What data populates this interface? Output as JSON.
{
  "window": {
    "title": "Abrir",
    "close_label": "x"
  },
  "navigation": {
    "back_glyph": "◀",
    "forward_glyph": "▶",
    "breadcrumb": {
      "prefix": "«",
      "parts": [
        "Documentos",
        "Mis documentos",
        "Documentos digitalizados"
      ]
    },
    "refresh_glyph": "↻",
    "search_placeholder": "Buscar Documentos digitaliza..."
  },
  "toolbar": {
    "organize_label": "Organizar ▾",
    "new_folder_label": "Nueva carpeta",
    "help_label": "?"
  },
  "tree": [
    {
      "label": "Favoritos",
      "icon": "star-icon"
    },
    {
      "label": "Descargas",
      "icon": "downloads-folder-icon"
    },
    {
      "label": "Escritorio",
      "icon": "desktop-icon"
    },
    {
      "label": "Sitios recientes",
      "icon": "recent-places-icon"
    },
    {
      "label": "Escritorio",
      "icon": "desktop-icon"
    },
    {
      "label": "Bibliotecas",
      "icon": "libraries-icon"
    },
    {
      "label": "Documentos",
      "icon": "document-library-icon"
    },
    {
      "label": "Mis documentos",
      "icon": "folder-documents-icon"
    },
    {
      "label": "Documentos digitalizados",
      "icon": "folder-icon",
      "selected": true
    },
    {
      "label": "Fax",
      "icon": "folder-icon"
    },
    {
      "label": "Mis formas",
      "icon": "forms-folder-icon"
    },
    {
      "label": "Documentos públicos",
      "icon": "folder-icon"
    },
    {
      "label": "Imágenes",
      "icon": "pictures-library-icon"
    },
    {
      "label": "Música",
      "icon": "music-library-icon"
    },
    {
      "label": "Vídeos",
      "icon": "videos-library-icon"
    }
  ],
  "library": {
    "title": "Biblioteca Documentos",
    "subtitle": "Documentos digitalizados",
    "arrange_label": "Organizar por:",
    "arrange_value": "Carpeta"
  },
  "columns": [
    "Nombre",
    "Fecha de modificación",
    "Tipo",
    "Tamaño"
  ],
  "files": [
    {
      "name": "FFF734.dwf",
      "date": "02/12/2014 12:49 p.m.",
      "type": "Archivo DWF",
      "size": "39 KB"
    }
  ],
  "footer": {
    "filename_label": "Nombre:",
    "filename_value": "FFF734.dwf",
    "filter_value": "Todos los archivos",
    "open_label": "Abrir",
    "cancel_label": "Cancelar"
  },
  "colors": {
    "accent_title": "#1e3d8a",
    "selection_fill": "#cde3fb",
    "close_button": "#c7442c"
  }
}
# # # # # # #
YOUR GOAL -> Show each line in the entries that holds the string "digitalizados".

ANSWER SECTION ->
        "Documentos digitalizados"
      "label": "Documentos digitalizados",
    "subtitle": "Documentos digitalizados",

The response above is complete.